Right now is not the time I would want to trade places with Olivier Lapidus. We thought last season was crazy enough when he was named to Lanvin’s troubled creative post with hardly a week to throw anything together. Since then, Lanvin the brand, which desperately wants to celebrate its 130th anniversary next season, has struggled to stay out of bankruptcy and been the persistent target of buyout talks. Late last week it was announced that Chinese financiers, Fosun International, were buying a controlling stake in the company. So, the worries are finally over, right?
Hardly. Fosun has zero experience in any kind of fashion-related industry. While Lanvin is an attractive title for a holding group, one has to assume that if neither LVMH or Kering would touch it that there must be some pretty serious debt going on and not a lot of bright light on the horizon. If Alber Elbaz were still there the brand might have a chance but Olivier is on a very different creative continent from Elbaz. He’s still young, inexperienced, and, quite honestly, doesn’t act like he knows where he wants to go let alone how to get there. The opportunity for disaster is rather severe.
On the plus side, we can say that this autumn/winter collection is colorful if that’s what one is looking for. Olivier wisely looked outside for help on this one and found American tech artist Krista Kim, who founded a movement called Techism that encourages the kind of talk between technology and fashion companies that is necessary to create the wearable tech that has, to date, been terribly elusive. Her work with LED lights influenced all the color variations seen on the runway.
On the downside, though, there were a couple of pretty strong misses and don’t think they went unnoticed. First, almost every look save for the first one, which was pure Lanvin classic, came with a turtleneck. One or three we might have tolerated, but they kept coming and kept coming and after a dozen turtlenecks some were about ready to wring a neck if it meant escaping the constant parade of rolled fabric.
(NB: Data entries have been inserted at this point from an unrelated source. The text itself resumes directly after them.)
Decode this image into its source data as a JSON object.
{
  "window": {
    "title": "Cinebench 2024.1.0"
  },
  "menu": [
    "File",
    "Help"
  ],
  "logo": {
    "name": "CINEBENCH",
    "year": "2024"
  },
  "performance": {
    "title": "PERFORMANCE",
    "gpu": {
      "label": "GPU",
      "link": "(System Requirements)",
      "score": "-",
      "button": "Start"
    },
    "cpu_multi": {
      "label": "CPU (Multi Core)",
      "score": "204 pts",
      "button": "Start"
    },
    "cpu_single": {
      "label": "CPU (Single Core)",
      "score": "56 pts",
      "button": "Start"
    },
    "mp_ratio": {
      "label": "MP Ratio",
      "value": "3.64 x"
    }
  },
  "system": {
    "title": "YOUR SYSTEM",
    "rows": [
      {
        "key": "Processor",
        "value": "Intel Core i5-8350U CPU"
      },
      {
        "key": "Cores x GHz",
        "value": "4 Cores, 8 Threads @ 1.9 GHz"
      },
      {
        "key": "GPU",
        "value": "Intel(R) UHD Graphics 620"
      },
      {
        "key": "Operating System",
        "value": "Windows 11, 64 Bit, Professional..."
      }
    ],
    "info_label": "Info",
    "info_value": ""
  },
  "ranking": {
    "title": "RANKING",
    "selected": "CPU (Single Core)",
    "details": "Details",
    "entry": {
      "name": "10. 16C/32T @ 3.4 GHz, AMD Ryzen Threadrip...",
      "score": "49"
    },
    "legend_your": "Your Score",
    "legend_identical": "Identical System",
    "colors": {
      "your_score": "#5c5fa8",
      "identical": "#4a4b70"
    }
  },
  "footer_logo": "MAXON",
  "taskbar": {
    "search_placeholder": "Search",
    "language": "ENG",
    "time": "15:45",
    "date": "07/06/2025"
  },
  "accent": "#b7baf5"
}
Then, brace yourself, came the stirrup pants, one of fashion’s worst concepts ever. These were horrible, fastening under the heel so that the straps bunched just above the shoe. Why in the world Olivier ever thought that stirrup pants, of all things, was a good idea for this label defies any and all explanation. One might as well take all the innovation and forward thinking that Elbaz brought to the label and toss it right out the window.
Some other bad vibes in this collection include some sloppily cropped jacket and a top tucked into a pair of orange slacks that looked as though the waistband had been glued together at the last minute.
Don’t take my word for it. Here are a few samples from the collection:
The eveningwear was probably the strong portion of this collection but that is only because Lapidus mined the archives heavily and made very few changes to those pieces. What I think we’re seeing here is a designer who has been terribly omitted from all the chaos on the corporate side of the house to the point that he’s left with nothing but uncertainty. How can one be daring and creative when they don’t know if the next day might be their last?
The final insult in today’s show: as model’s made their finale walk, the room was silent save for two half-hearted attempts at mediocre applause. Everyone there knew this collection was not up to Lanvin standards.
I don’t think Olivier Lapidus is a bad designer. I think he’s a young man with a lot of potential that has been handed the worst job in fashion and expected to make a silk purse from the back end of a mule. Place him somewhere more nurturing and he can probably do an amazing job. If he’s lucky, though, Lanvin will cut him loose before things at this house get any worse.
Executives at Fosun have their work cut out for them even under the best of situations and with there not being anyone in their organization who has fashion experience this is far from being the best situation. Lanvin has been a great name in the past but at this particular moment it is lying ragged and torn in a Parisian gutter.
The Lanvin name deserves better.